We previously blogged about insurance companies not wanting to provide coverage to snow and ice removal service providers. We noted that Bill 118 was trying to address some of the underlying concerns. Bill 118 received royal assent on December 8, 2020, but the changes are not exactly what those in the snow removal industry were hoping for. That said, Bill 118 does materially change how lawsuits arising out of snow and ice injuries can be brought. Once the changes come into effect, no one will be able to bring a claim for damages arising from snow and ice injuries unless they comply with the following:
- The plaintiff must provide written notice of the claim within 60 days of the injury.
- The notice must contain the date, time, and location of the personal injury event.

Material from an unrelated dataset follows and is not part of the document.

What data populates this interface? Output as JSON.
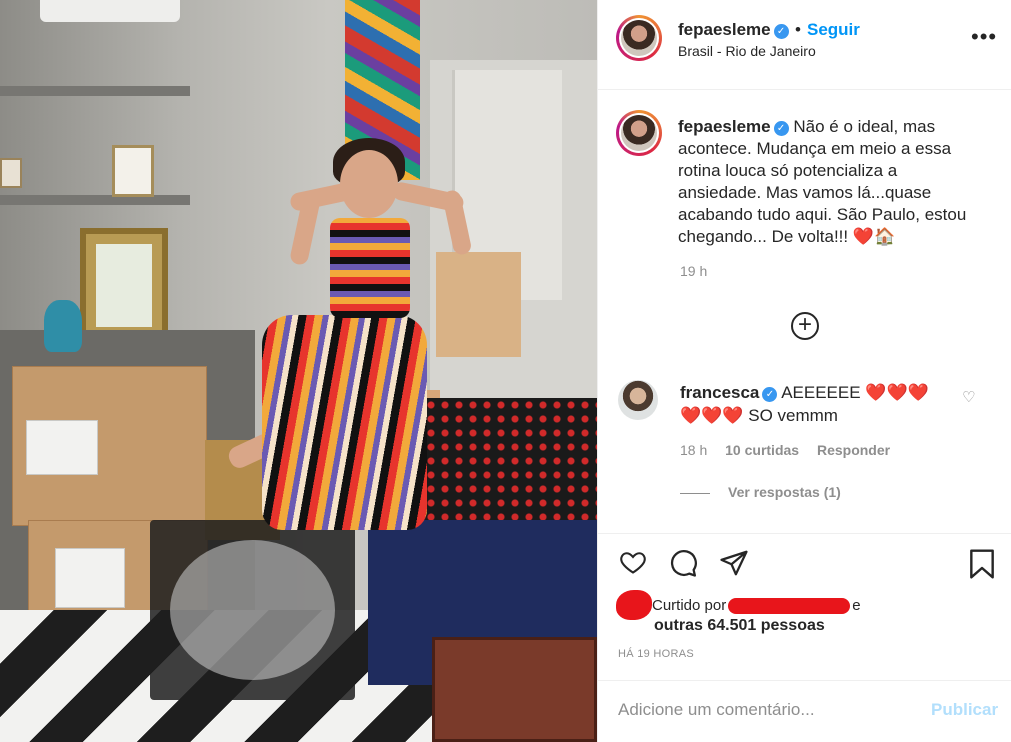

- The notice must be served or sent by registered mail to the occupier or the contractor employed by the occupier (note that condominium corporations are deemed to be the occupier of the common elements at law).
While many in the snow removal industry were hoping for a 10 day limitation period, the reduction from 2 years to 2 months is significant.
Condominium corporations and management should pay close attention to these changes. Firstly, with insurance premiums skyrocketing (for both condos and snow removal providers), limiting claims is critical. If the written notice is not provided or provided beyond the 60 day period, a condo corporation may be able to have the claim dismissed regardless of underlying liability for the injury. Bill 118 does make exceptions for the 60 day period if the injury resulted in death or if the court is satisfied that there is a reasonable excuse for the delayed notice and the defendant (condo corporation, snow removal company etc.) is not prejudiced in its ability to defend the claim.
Secondly, once a condo corporation is served with the written notice of the claim, the condo corporation has to personally serve its contractor and any other occupier (shared facilities, other condo corporations etc.) without delay.
Given these changes, it is critical that in addition to ensuring that snow removal service providers are properly insured, condo corporations must document any injuries and make certain that all staff (management, security and concierge, superintendent, admin. staff etc.) are aware of the notice and timing requirements. We recommend that all condo corporations prepare a written policy explaining the timing, notice requirements and procedures.